Stories of outlaw motorcycle gangs dominate public perception and media coverage, dating back to post-World War II and continuing through Hells Angels and the 2015 shootout between several biker groups in Waco, Texas.
A simple Google search of the term “motorcycle club” leads to numerous headlines like “10 most dangerous biker gangs in America” on the first page.
Many outlaw motorcycle gangs identify themselves with a “1%” patch on their jackets, referring to a 1947 comment by the American Motorcyclist Association that only 1 percent of bikers engage in violence.
While the exploits of groups like the Bandidos, Mongols and Hells Angels grab headlines, Mississippi’s largest motorcycle club is quietly trying to change that image with philanthropic missions and a commitment to public education.
Founded in 2003, the Miles Per Hour Motorcycle Club has expanded from Jackson to 16 total chapters across Mississippi, Alabama, Missouri and Georgia. At just under 200 members, it is the state’s largest motorcycle club and the only one to spread outside Mississippi.
Longtime members credit Miles Per Hour’s commitment to the community with helping the club spread across the South. Each chapter is required to adopt a local school, where they donate textbooks or school supplies or even help paint a hallway. The Jackson chapter works with Galloway Elementary.

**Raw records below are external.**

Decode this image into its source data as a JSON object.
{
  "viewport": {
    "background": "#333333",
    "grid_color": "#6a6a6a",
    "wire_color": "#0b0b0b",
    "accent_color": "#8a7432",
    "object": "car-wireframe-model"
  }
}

“If you call us, we’ll be there when you need us, whether an old lady needs her yard cleaned up or a window needs a new coat of paint,” said Chris Dishmon, a founding member of Miles Per Hour who’s known better around the group clubhouse by the nickname “EQ.”
“Our original plan was to come together and disprove stereotypes,” said Dishmon, 53. “Most of the time when you see a biker on the news, it’s always bad.”
Inside the group’s clubhouse on Roach Street, just south of downtown Jackson, fake mugshots of some of the group members line the wall, a tongue-in-cheek way of poking fun at the biker image.
“Outlaw groups are on that side (1 percent), and we’re 99-percenters,” said Anthony Williams, national Miles Per Hour vice president. “Not everyone is rowdy like that; it’s just the 1 percent.”
During a weekly Thursday meeting at the clubhouse, Jackson members are joined by guys from Hazlehurst and Hattiesburg chapters. President Fred Diggs takes a catalog of donated clothing for victims of the recent Hattiesburg tornado, and the group begins talking about their upcoming anniversary celebration April 22 and 23.
“There is going to be over 600 people,” Dishmon said. “It’s going to be a nice and controlled wild party.”
Some housekeeping takes place at the weekly meetings, but most of that is reserved for conference calls between chapter leaders. Thursdays are mainly an opportunity to share stories and drink a few beers.
Some members work at the Nissan plant in Canton; Dishmon does contract paint work; and another member, better known as “Armageddon,” is an attorney for Richard Schwartz & Associates in Jackson.
“I’ve been all over the world,” Armageddon regales the group. “You don’t want to go to Paris or London; it’s too expensive. Prague and Budapest are the best. You can walk into a club and people will be rubbing your face because they’ve never seen a black person before.”
Jerry “Bossman” Sands has also traveled with his job as an offshoreman, making stops in Australia, Hong Kong, Thailand and Amsterdam, among other locales. As a native Mississippian, bonding with his brothers in the motorcycle club makes him more connected to his community.
Sands recounted the time two years ago, during a club-sponsored meal for the homeless, when two kids with mismatched shoes approached him.
“After seeing those kids, one of the guys broke down and started crying,” Sands said. “We were able to track down their address, and for Christmas me and the national president spent $3,200. It was a blessing to be there and to do something for somebody. We still drive by their house today.”
On weekends when there isn’t a charity event, Miles Per Hour will organize a long ride among members. The local chapter leader is responsible for choosing a route. The club is known for scenic, out-of-state trips.
“We’ll start at 9 in the morning and come back at 9 at night,” Williams said. “It’s nothing to put on 300 or 400 miles in a day.”
When the club first started, a majority of the members rode street bikes, but as original members have gotten older, they’ve transitioned to the more comfortable cruiser, most notably the Harley-Davidson.
“I can remember one ride to New Orleans, I got off the (street) bike looking like John Wayne,” Dishmon said. “They say you don’t have a real bike until you have a Harley, anyway.”
Dishmon’s favorite ride in the state is to take MS-16 north out of Canton to MS-3 through the Delta and back to Vicksburg.
“It reminds me of (‘Mississippi Roads’ host) Walt Grayson,” Dishmon said. “There are a lot of things you see on back roads that are still in their original state.”
Miles Per Hour attracts members because of their commitment to long runs and community service, Williams said.
Dishmon added: “We’re not looking for publicity for doing the will of God and doing what is right by your fellow man.”